Blogger: Rachel Kent
I won’t claim this for every agent, but I know that Books & Such agents try very hard to communicate well with our clients and to respond to emails in an efficient way. We care deeply about the author-agent relationship, and we want everything to run smoothly, but sometimes our weeks are hijacke,d and plans have to change.
This week has been a crazy week for me and for some authors too. Three crises (one major) have occurred that have affected my clients, and I’ve been working hard to deal with each one as it has come my way. This is the job of an agent. I need to help my clients to stay safe through the ups and downs of this publishing roller coaster. (I guess I’m the lap bar on the roller coaster car.) But when these crisis moments occur, they mess up an agent’s typical work week schedule.
The crisis has to be responded to first–so responding to emails gets pushed aside, reading query letters and proposals is put on the back burner, and submitting client proposals to publishing houses is delayed as well. My email inbox is out of control right now. I’ve read the emails to be sure I’m not missing another possible crisis, but things that aren’t urgent are going to have to wait until next week.

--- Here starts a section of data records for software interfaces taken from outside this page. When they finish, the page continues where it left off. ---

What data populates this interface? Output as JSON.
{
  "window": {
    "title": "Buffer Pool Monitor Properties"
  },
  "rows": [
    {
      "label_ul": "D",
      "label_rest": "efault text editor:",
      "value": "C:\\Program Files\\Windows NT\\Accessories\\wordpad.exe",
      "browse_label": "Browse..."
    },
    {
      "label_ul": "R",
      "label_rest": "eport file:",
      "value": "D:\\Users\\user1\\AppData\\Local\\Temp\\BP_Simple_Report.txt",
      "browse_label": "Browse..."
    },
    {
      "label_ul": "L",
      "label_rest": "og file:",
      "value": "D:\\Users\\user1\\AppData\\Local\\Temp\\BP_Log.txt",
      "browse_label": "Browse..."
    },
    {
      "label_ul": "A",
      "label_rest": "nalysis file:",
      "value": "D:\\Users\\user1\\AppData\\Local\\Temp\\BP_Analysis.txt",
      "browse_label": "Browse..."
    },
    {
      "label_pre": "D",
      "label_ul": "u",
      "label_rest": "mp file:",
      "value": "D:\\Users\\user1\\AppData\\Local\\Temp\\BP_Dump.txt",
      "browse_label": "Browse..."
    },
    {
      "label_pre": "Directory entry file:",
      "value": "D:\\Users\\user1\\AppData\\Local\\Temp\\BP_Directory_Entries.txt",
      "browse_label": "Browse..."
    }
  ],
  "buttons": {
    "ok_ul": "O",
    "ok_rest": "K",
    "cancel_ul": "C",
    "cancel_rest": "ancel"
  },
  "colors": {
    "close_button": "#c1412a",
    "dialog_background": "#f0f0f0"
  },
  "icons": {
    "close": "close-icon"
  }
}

Some of my clients might feel like I’m ignoring them, but I’m not. Unfortunately, I have to prioritize my time to deal with the most sensitive issues first. I often wish I had endless time and energy!

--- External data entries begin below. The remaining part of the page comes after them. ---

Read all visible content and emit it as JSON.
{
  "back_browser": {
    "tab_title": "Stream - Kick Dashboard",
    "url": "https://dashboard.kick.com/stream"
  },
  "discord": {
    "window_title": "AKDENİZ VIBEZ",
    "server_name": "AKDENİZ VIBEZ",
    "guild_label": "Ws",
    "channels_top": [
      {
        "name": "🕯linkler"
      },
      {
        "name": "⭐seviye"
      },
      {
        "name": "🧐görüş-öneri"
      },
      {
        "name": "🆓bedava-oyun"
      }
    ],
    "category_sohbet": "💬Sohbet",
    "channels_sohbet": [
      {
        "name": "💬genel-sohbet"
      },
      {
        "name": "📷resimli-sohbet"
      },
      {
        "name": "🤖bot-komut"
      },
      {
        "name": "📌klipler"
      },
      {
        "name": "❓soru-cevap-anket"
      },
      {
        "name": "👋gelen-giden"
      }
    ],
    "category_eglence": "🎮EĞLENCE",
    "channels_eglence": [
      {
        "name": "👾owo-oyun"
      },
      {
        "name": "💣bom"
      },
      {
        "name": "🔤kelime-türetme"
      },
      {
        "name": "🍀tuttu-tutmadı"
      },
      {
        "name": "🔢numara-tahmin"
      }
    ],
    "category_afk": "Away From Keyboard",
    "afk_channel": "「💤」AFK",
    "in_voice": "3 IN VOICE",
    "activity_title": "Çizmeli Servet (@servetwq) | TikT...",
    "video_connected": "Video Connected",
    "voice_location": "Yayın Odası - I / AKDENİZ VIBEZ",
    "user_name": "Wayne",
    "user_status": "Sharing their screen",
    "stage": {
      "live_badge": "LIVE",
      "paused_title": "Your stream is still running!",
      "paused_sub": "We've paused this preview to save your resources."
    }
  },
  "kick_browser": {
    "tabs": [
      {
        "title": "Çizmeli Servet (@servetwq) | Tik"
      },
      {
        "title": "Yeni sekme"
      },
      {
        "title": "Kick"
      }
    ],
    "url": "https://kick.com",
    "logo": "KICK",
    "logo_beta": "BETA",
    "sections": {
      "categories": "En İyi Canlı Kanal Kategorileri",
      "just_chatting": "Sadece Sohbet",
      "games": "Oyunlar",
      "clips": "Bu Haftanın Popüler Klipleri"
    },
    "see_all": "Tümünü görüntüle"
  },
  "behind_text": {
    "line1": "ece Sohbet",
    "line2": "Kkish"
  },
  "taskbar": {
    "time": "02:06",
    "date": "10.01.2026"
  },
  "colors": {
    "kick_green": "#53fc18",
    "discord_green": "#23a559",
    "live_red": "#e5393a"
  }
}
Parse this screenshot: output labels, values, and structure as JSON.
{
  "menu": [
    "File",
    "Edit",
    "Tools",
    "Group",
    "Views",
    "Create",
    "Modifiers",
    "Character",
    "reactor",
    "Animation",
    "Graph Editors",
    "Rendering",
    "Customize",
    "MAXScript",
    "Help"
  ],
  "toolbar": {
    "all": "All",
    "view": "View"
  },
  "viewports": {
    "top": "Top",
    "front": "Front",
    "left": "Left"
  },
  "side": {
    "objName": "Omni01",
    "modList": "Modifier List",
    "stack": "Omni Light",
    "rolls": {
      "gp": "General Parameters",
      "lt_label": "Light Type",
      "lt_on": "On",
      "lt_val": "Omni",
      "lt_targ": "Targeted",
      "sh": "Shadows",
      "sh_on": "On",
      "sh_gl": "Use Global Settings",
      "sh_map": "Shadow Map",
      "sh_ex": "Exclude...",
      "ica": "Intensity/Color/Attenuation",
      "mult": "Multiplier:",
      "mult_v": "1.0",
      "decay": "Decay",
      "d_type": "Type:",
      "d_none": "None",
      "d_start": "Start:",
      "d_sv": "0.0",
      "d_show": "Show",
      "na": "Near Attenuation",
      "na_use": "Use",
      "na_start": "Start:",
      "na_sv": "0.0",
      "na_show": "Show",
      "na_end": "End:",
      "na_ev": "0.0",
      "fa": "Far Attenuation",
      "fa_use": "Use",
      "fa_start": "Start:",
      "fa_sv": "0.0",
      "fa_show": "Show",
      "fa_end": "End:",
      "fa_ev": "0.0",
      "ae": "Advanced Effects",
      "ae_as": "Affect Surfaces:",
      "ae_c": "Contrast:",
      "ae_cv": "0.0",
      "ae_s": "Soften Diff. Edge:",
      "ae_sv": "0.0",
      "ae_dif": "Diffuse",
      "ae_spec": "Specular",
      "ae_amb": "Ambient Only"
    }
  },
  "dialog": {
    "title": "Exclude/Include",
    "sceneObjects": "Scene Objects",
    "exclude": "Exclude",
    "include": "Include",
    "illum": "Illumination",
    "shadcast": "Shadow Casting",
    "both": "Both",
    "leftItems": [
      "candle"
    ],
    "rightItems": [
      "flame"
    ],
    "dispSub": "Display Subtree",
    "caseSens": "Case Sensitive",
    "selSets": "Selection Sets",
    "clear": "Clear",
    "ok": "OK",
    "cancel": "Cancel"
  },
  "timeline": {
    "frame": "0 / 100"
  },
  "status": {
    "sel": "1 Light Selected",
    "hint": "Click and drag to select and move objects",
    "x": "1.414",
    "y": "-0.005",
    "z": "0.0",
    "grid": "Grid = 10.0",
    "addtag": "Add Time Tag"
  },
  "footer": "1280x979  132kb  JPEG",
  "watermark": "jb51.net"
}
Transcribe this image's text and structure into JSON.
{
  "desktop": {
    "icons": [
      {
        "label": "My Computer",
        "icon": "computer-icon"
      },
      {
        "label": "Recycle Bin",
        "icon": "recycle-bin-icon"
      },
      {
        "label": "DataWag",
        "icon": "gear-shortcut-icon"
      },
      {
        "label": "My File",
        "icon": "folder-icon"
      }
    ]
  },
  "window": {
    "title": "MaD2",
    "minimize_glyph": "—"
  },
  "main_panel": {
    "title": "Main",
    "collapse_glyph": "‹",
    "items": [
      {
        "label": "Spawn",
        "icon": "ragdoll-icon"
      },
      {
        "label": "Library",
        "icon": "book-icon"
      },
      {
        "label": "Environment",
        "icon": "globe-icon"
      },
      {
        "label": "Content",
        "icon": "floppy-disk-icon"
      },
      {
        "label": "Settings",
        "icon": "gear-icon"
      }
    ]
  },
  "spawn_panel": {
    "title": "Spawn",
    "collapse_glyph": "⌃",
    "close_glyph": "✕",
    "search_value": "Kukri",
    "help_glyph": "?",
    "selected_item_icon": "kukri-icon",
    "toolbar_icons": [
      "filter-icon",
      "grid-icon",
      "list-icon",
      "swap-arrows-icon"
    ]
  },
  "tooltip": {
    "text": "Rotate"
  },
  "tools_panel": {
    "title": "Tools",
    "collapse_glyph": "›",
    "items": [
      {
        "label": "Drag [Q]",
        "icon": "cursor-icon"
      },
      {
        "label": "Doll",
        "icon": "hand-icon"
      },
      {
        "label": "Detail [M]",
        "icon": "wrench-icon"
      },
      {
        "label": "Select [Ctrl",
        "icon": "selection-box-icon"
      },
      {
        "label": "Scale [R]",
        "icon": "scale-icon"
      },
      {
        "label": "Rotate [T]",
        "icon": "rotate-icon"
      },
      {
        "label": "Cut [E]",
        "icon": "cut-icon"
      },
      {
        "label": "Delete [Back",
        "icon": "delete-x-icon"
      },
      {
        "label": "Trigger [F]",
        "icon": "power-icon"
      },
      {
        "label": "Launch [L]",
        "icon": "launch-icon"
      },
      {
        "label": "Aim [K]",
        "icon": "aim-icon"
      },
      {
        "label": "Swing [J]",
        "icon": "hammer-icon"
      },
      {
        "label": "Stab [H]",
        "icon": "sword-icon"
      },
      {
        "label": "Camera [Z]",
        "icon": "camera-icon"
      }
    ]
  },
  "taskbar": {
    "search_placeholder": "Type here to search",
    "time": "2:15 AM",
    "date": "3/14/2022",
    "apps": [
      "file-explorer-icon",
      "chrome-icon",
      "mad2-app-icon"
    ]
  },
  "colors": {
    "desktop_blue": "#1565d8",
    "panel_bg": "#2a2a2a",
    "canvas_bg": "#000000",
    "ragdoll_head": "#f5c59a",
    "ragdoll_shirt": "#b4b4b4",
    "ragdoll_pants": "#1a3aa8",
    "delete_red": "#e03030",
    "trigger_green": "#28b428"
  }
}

If you ever do feel like you’re being ignored by your agent or if some relationship in your publishing career seems to be getting sticky–I suggest you give the person in question the benefit of the doubt. Assume the best intentions and schedule a phone call to catch up and reconnect. This is true for author-agent relationships, author-author relationships, author-editor relationships and so on. If you are agented and you’re having trouble with your editor or another writer, please check in with your agent about the problem as well.
If you continue to receive no response from your emails to your agent, pick up the phone and call. Email isn’t 100% reliable, and a phone call is a great way to be sure that your agent is aware that the two of you need to talk. I prefer scheduled calls so my work flow isn’t constantly interrupted, but if a client has been emailing me asking to set up a phone call and I haven’t responded, I definitely want to receive a call.

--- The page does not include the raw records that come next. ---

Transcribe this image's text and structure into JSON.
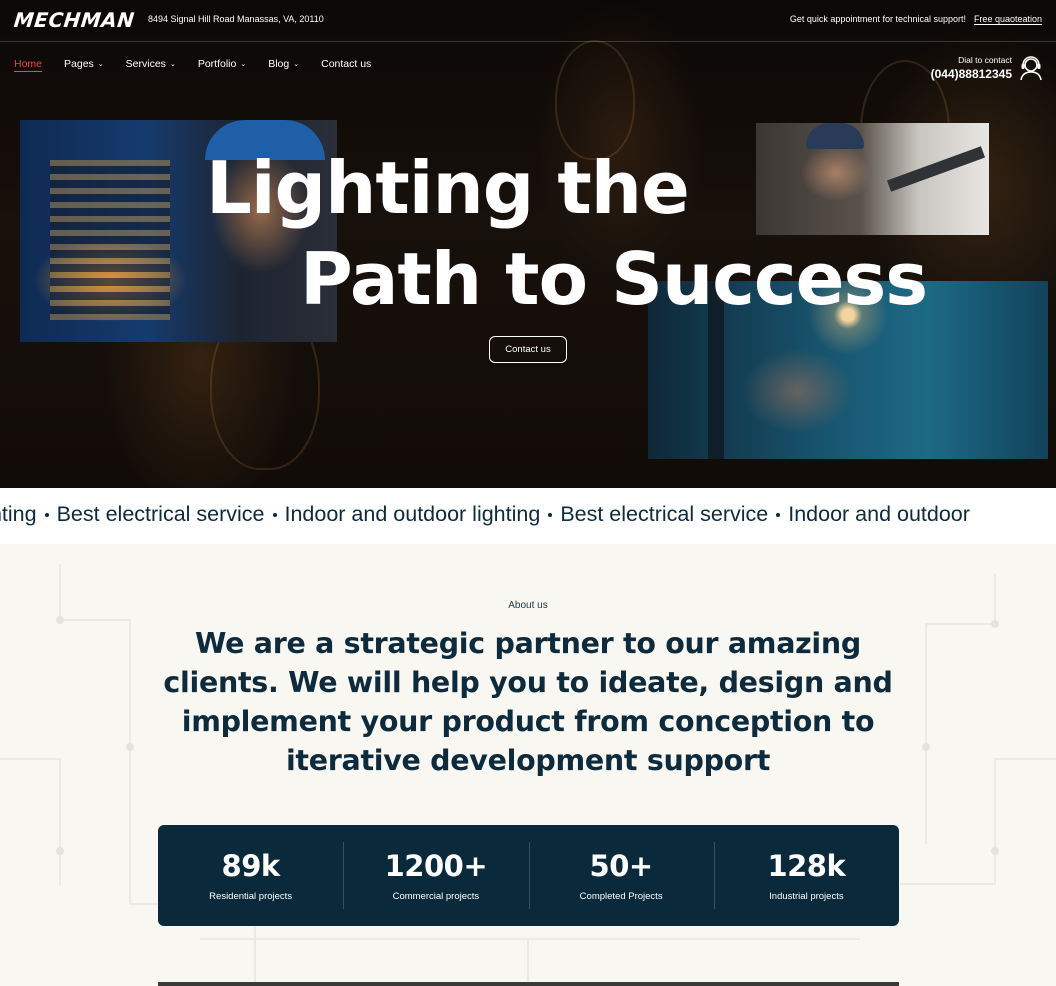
{
  "brand": {
    "logo_text": "MECHMAN"
  },
  "topbar": {
    "address": "8494 Signal Hill Road Manassas, VA, 20110",
    "support_text": "Get quick appointment for technical support!",
    "quote_link": "Free quaoteation"
  },
  "nav": {
    "items": [
      {
        "label": "Home",
        "active": true
      },
      {
        "label": "Pages",
        "has_dropdown": true
      },
      {
        "label": "Services",
        "has_dropdown": true
      },
      {
        "label": "Portfolio",
        "has_dropdown": true
      },
      {
        "label": "Blog",
        "has_dropdown": true
      },
      {
        "label": "Contact us"
      }
    ]
  },
  "dial": {
    "label": "Dial to contact",
    "number": "(044)88812345"
  },
  "hero": {
    "title_line1": "Lighting the",
    "title_line2": "Path to Success",
    "cta_label": "Contact us"
  },
  "marquee": {
    "items": [
      "ghting",
      "Best electrical service",
      "Indoor and outdoor lighting",
      "Best electrical service",
      "Indoor and outdoor"
    ]
  },
  "about": {
    "label": "About us",
    "heading": "We are a strategic partner to our amazing clients. We will help you to ideate, design and implement your product from conception to iterative development support"
  },
  "stats": [
    {
      "value": "89k",
      "label": "Residential projects"
    },
    {
      "value": "1200+",
      "label": "Commercial projects"
    },
    {
      "value": "50+",
      "label": "Completed Projects"
    },
    {
      "value": "128k",
      "label": "Industrial projects"
    }
  ],
  "colors": {
    "accent": "#e8493a",
    "navy": "#0a2a3b",
    "cream": "#f8f7f1"
  }
}
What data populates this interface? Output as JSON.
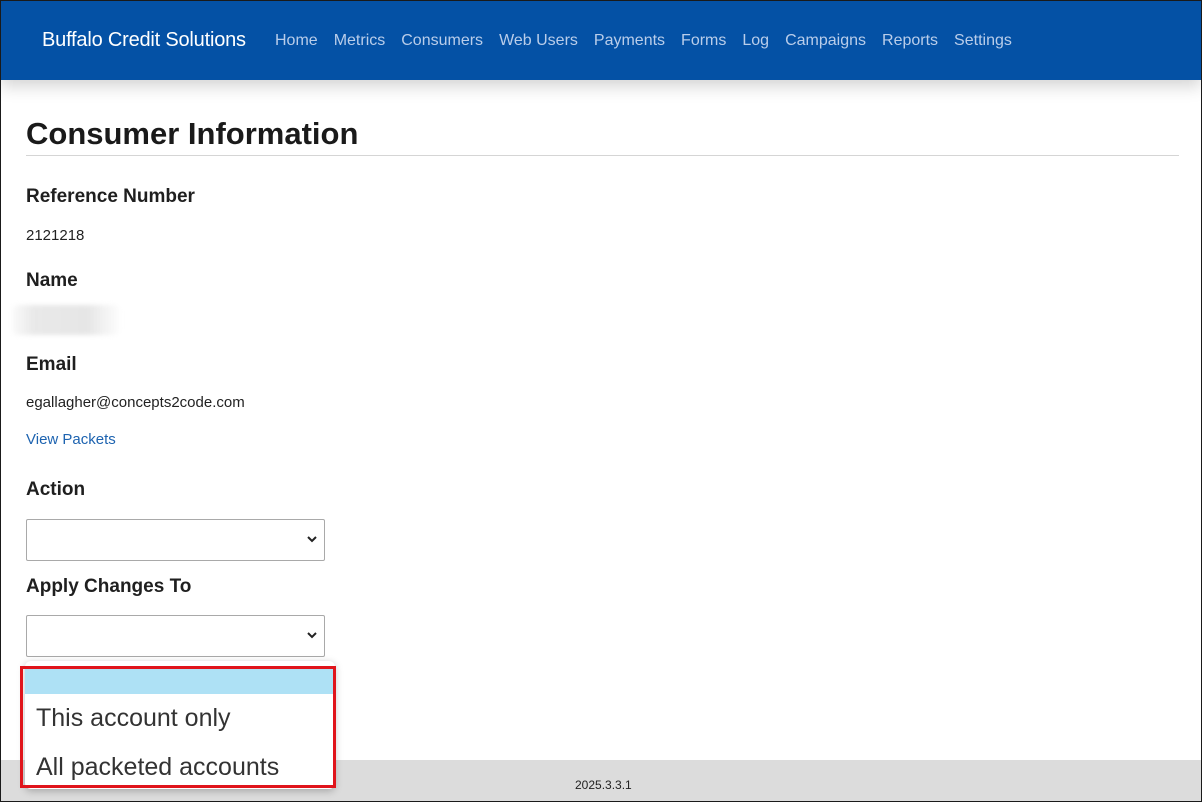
{
  "header": {
    "brand": "Buffalo Credit Solutions",
    "nav": [
      "Home",
      "Metrics",
      "Consumers",
      "Web Users",
      "Payments",
      "Forms",
      "Log",
      "Campaigns",
      "Reports",
      "Settings"
    ],
    "background_color": "#0451a5"
  },
  "main": {
    "title": "Consumer Information",
    "reference_label": "Reference Number",
    "reference_value": "2121218",
    "name_label": "Name",
    "email_label": "Email",
    "email_value": "egallagher@concepts2code.com",
    "view_packets_link": "View Packets",
    "action_label": "Action",
    "action_value": "",
    "apply_label": "Apply Changes To",
    "apply_value": ""
  },
  "dropdown": {
    "options": [
      "",
      "This account only",
      "All packeted accounts"
    ],
    "selected_index": 0,
    "highlight_color": "#aee1f5",
    "annotation_color": "#e0141b"
  },
  "footer": {
    "version": "2025.3.3.1"
  }
}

Sometimes a relationship really is broken and needs to be fixed or ended, but I bet most of the time communication just needs to be reestablished and things will be smooth again.
When you are hit with a crisis situation what do you do?
What form of communication are you most comfortable with? Do you ever avoid email or phone because you don’t enjoy communicating that way?
Personally, I wish all of my business communication could be done in person with coffee in hand, but it hardly ever works that way!
When it seems like your literary agent is ignoring you… via agent @rachellkent Click to tweet.
“I am the lap bar on the publishing roller coaster car,” says literary agent @rachellkent. Click to tweet.
Reestablishing communication is often all a struggling relationship needs to heal. via @rachellkent Click to tweet.